Owning the restaurants, of course, is merely an elegant excuse to flood the world's marketplaces with Maxim's nom de snob. Already some 90 luxury items bearing Maxim's label—evening wear, linens, luggage, objets d'art, exotic flowers, sardine cans, vinegars, cigars and jams—are being sold through Cardin boutiques and other authorized outlets.
"I'm never bored," says Cardin, nor is he likely to be in the near future. "I'm the sort of person who can slip into every situation, crossing borders and religions," he says. His nonstop enthusiasm, to be sure, occasionally trips over the language barrier. For example, some years ago, according to an aide, he was asked on an American TV talk show how he liked being "at Hollywood and Vine?" Cardin's face lit up. "Vine? Vine? Yes, I have just come out with a delicious red vine."
Cardin seldom dwells on his humble beginnings in an Italian village near Venice, the son of a winemaker who lost everything in World War I and moved the family to Grenoble, France when Pierre was 2. A frail child, he had a favorite game—wrapping himself in yards of tulle. At 17, after working as a tailor's apprentice, Pierre set off by bicycle to seek his fortune in Paris, but his journey was cut short in Vichy by the German invasion and occupation. He worked for the Red Cross and studied accounting by night until a fortuneteller told him his name would gain international fame and advised him to seek employment with a Paris fashion house.
Cardin finally reached Paris after the war and latched on as a designer with the famed couturier Paquin. After stints with Schiaparelli and Christian Dior, Cardin was ready to go it alone in 1950. After seven years of designing under his own name, he stunned the haute couture scene by introducing a ready-to-wear designer collection for men, followed two years later by a similar line for women. At the time high fashion coming straight off the rack was considered scandalous, but Cardin's daring paved the way for the designer label phenomenon.

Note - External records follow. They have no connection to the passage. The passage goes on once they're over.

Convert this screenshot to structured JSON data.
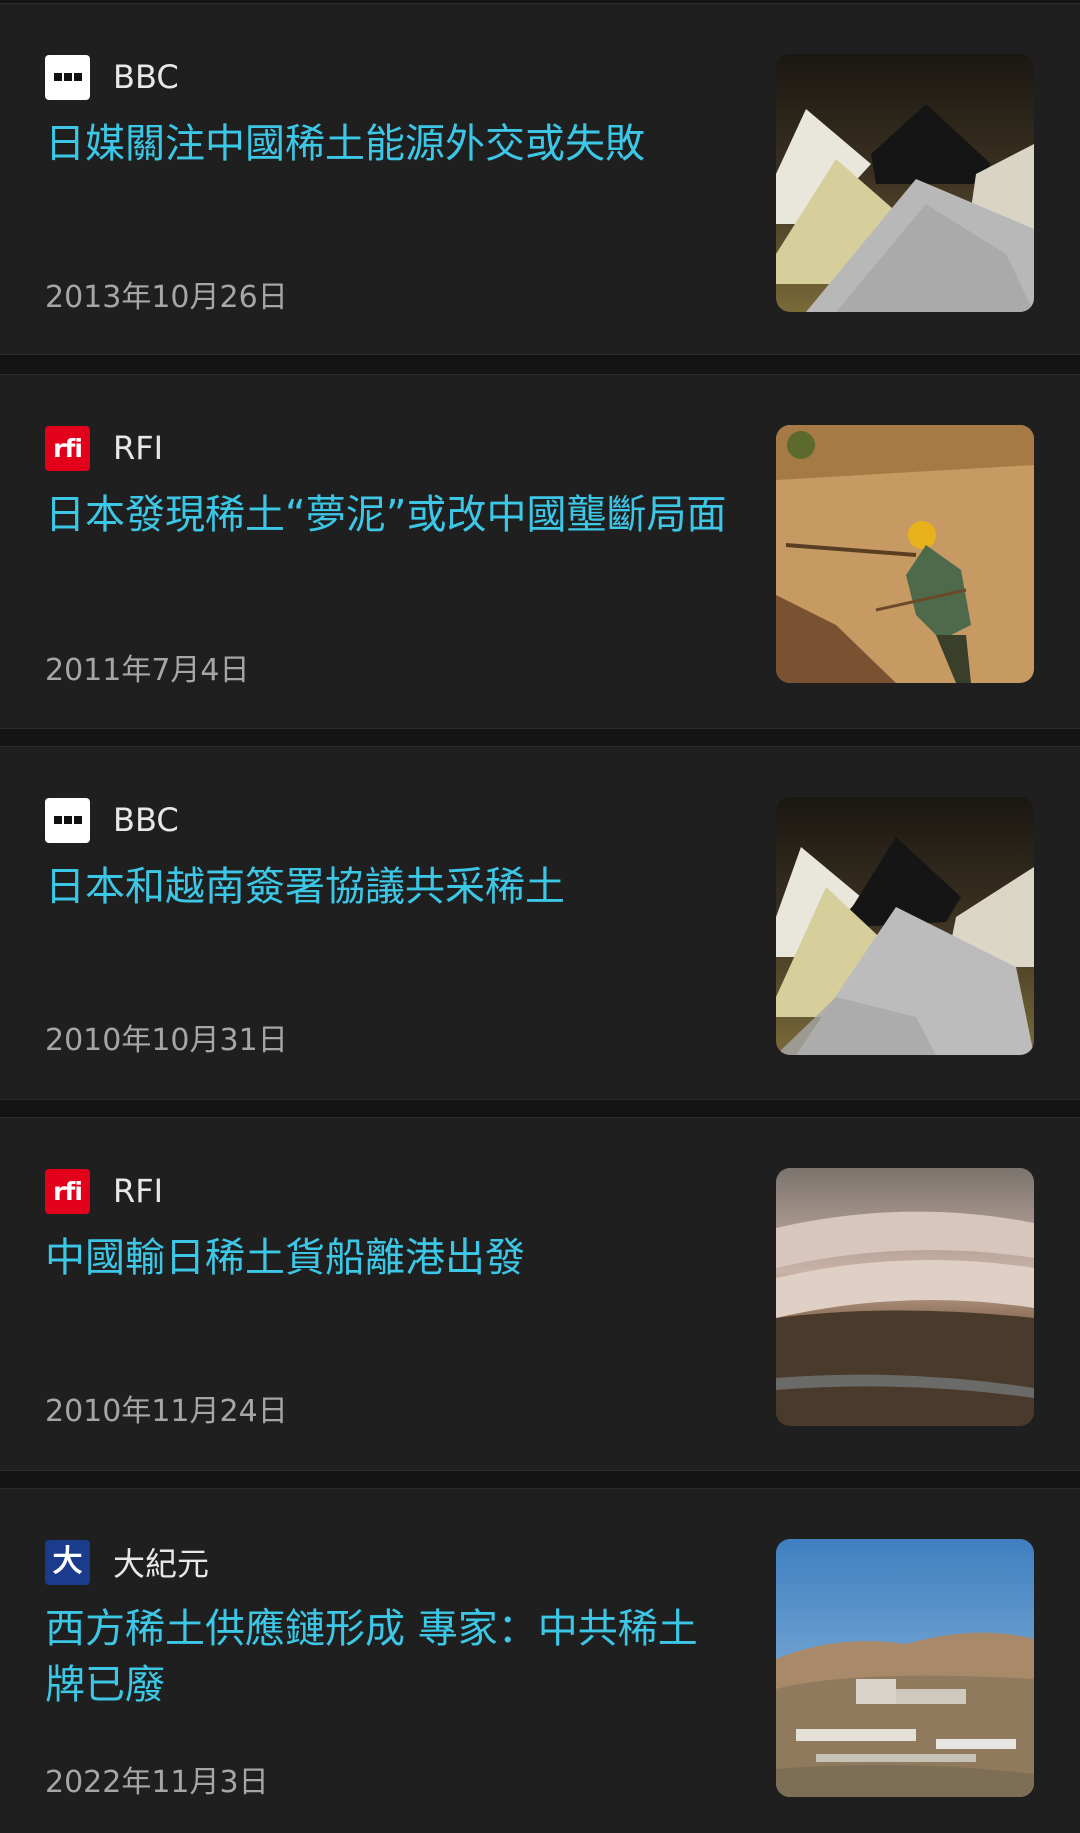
{
  "articles": [
    {
      "source": "BBC",
      "source_logo": "bbc-logo",
      "headline": "日媒關注中國稀土能源外交或失敗",
      "date": "2013年10月26日",
      "thumbnail": "rare-earth-powder-piles-photo"
    },
    {
      "source": "RFI",
      "source_logo": "rfi-logo",
      "headline": "日本發現稀土“夢泥”或改中國壟斷局面",
      "date": "2011年7月4日",
      "thumbnail": "worker-in-rare-earth-mine-photo"
    },
    {
      "source": "BBC",
      "source_logo": "bbc-logo",
      "headline": "日本和越南簽署協議共采稀土",
      "date": "2010年10月31日",
      "thumbnail": "rare-earth-powder-piles-photo"
    },
    {
      "source": "RFI",
      "source_logo": "rfi-logo",
      "headline": "中國輸日稀土貨船離港出發",
      "date": "2010年11月24日",
      "thumbnail": "open-pit-mine-photo"
    },
    {
      "source": "大紀元",
      "source_logo": "dajiyuan-logo",
      "headline": "西方稀土供應鏈形成 專家：中共稀土牌已廢",
      "date": "2022年11月3日",
      "thumbnail": "mining-facility-landscape-photo"
    }
  ],
  "colors": {
    "page_background": "#141414",
    "card_background": "#1f1f1f",
    "headline": "#3cc7e6",
    "source_text": "#e8e8e8",
    "date_text": "#a6a6a6",
    "rfi_red": "#e2001a",
    "dajiyuan_blue": "#1b3c8c"
  }
}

The money began rolling in, allowing Pierre to indulge his taste in expensive real estate that includes his Paris house almost next door to the Élysées palace, a palazzo in Venice and the Pointe de la Galère on the Riviera. The closest he came to marriage was a four-year liaison with actress Jeanne Moreau nearly two decades ago. "I need solitude, otherwise I wouldn't be able to do what I do," he says. "I can't share my decisions. I have few friends."
Pierre habitually wakes between 3 and 4 each morning. Though he blames indigestion, it is in fact his time to think. During the day he moves "very, very fast," personally overseeing every design that bears his labels, negotiating every licensing contract, even signing every paycheck for his 450 employees in Paris. And there's always property to inspect, another plane trip somewhere. "I can't stop. I'm an employee of my own trademark, someone called Pierre Cardin. I'm a prisoner in a prison I built myself," he laments. Perhaps, but this prisoner is not yet contemplating his escape.